• ASSIGNED TASK: Below are the records; copy every line in them that holds the string "running".

• SOURCE MATERIAL:
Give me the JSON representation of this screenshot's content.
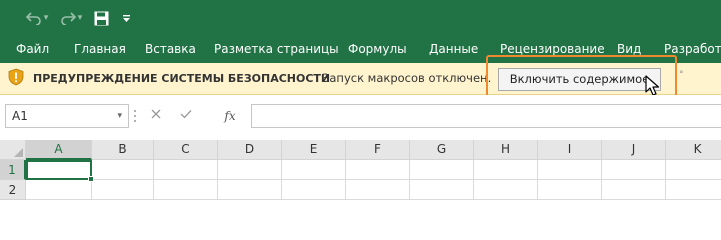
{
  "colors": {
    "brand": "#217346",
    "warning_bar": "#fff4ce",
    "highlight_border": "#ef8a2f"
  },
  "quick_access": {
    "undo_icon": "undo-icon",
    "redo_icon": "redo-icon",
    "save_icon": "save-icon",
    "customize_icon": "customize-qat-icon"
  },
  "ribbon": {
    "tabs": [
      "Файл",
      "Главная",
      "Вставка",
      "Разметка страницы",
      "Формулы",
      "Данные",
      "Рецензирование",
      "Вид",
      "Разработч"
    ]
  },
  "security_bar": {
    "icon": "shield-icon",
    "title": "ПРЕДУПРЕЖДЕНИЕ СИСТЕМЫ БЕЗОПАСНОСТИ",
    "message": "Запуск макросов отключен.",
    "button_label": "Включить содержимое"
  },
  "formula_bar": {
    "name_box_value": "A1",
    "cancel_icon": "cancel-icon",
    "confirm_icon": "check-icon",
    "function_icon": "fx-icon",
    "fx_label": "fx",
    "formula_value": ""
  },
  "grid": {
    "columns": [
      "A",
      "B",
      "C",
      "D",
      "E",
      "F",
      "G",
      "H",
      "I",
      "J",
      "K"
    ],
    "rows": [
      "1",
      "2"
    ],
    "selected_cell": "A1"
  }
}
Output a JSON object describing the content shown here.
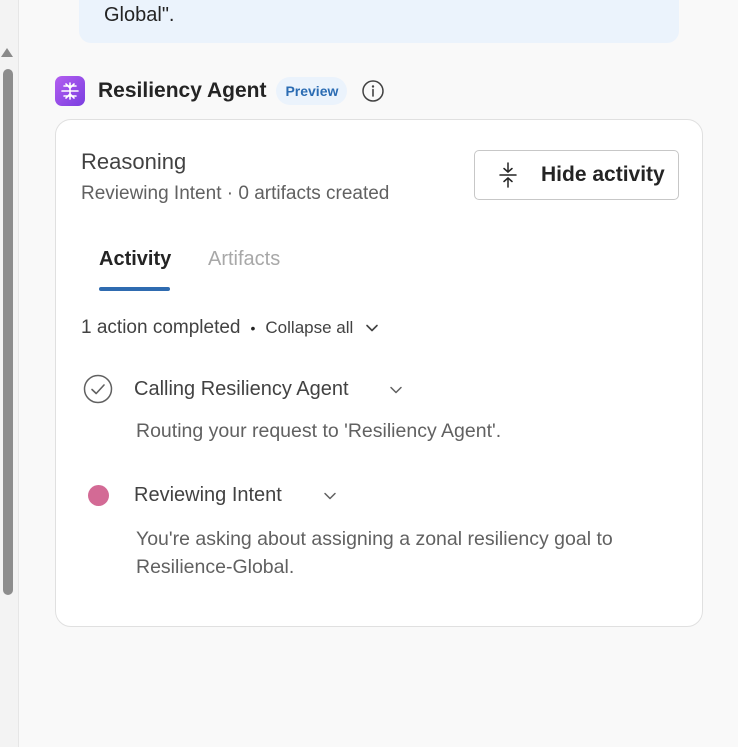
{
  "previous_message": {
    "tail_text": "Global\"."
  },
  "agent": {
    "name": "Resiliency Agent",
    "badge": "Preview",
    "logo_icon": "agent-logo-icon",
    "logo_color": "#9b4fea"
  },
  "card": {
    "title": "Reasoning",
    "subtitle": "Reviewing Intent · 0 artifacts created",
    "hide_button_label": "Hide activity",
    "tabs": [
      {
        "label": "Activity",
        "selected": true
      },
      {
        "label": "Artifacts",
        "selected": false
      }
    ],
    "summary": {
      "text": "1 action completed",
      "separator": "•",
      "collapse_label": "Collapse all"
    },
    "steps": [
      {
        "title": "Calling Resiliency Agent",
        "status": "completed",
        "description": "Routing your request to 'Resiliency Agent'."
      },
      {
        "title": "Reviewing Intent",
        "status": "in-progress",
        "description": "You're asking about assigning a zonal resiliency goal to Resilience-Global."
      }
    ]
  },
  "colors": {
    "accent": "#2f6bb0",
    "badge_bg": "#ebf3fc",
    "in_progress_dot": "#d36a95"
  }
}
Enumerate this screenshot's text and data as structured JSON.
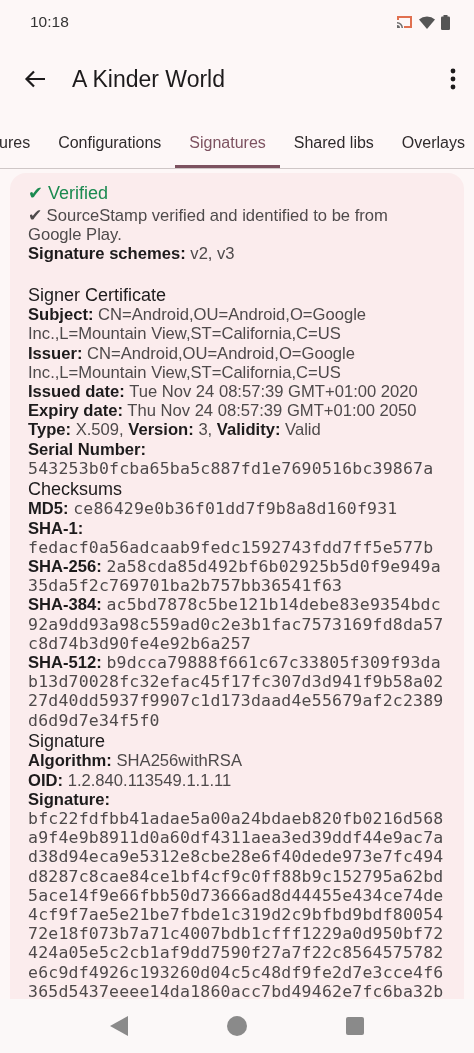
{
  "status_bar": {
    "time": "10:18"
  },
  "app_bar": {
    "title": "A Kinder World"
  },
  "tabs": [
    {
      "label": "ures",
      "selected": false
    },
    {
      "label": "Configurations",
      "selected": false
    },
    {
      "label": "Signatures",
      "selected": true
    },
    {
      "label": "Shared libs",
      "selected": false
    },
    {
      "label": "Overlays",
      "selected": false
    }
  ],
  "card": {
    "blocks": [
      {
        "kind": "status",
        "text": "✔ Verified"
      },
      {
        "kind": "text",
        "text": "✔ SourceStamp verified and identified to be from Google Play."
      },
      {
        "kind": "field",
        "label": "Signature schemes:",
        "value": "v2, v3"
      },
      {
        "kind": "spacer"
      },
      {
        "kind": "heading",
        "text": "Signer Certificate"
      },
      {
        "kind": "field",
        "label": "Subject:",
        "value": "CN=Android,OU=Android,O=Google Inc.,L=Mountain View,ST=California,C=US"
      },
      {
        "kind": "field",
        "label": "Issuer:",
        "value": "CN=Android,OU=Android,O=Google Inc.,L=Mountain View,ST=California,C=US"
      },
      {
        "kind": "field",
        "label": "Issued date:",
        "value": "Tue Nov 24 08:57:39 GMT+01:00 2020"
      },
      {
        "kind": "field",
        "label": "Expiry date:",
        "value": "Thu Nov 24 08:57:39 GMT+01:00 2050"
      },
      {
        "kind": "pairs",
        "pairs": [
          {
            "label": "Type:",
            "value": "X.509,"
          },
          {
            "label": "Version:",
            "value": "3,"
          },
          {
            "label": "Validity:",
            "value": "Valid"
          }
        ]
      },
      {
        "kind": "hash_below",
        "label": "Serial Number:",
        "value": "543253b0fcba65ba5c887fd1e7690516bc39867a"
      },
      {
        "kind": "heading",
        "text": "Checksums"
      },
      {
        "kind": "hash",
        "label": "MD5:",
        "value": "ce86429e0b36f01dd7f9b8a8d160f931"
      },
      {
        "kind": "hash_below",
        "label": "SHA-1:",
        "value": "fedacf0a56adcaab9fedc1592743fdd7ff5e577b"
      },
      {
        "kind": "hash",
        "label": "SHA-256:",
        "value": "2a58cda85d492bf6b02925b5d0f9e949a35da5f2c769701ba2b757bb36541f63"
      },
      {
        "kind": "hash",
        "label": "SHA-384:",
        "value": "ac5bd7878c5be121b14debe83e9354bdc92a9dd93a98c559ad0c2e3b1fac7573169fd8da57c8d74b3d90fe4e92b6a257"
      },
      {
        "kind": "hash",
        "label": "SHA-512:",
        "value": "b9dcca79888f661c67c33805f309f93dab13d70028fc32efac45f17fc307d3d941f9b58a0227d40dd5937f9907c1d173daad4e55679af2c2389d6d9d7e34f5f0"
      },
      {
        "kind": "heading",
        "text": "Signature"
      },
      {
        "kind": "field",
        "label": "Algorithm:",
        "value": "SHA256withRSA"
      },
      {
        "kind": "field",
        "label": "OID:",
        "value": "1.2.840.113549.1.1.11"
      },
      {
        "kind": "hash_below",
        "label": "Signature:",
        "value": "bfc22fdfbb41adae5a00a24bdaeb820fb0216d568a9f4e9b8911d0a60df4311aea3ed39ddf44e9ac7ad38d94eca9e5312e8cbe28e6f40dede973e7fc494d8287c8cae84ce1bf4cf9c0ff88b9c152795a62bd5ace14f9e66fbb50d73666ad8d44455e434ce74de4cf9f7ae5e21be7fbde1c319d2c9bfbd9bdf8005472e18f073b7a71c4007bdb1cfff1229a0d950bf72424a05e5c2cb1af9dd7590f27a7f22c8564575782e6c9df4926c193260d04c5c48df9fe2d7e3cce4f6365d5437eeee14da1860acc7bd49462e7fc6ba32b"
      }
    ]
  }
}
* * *
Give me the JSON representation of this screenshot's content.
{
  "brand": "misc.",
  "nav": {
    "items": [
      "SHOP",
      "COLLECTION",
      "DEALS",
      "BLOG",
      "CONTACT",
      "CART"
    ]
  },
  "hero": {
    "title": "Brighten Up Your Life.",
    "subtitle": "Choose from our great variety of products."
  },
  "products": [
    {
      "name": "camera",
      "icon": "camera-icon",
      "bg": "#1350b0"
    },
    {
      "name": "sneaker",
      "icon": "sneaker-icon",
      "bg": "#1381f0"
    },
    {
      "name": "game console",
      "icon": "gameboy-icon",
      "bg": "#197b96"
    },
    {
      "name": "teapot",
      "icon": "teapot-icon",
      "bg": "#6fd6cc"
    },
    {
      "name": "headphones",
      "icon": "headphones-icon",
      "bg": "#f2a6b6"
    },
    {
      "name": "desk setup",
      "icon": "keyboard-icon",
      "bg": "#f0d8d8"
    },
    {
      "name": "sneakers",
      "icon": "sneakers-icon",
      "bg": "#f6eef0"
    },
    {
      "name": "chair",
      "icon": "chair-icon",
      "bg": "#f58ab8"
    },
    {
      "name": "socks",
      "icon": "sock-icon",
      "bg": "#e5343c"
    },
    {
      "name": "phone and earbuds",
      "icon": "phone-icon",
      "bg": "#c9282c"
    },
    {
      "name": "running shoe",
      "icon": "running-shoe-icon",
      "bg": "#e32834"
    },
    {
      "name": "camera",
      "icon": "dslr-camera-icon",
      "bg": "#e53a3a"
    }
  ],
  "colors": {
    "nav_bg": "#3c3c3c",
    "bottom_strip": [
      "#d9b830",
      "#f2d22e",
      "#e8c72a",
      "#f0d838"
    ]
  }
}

• ANSWER AREA:
      "name": "running shoe",
      "icon": "running-shoe-icon",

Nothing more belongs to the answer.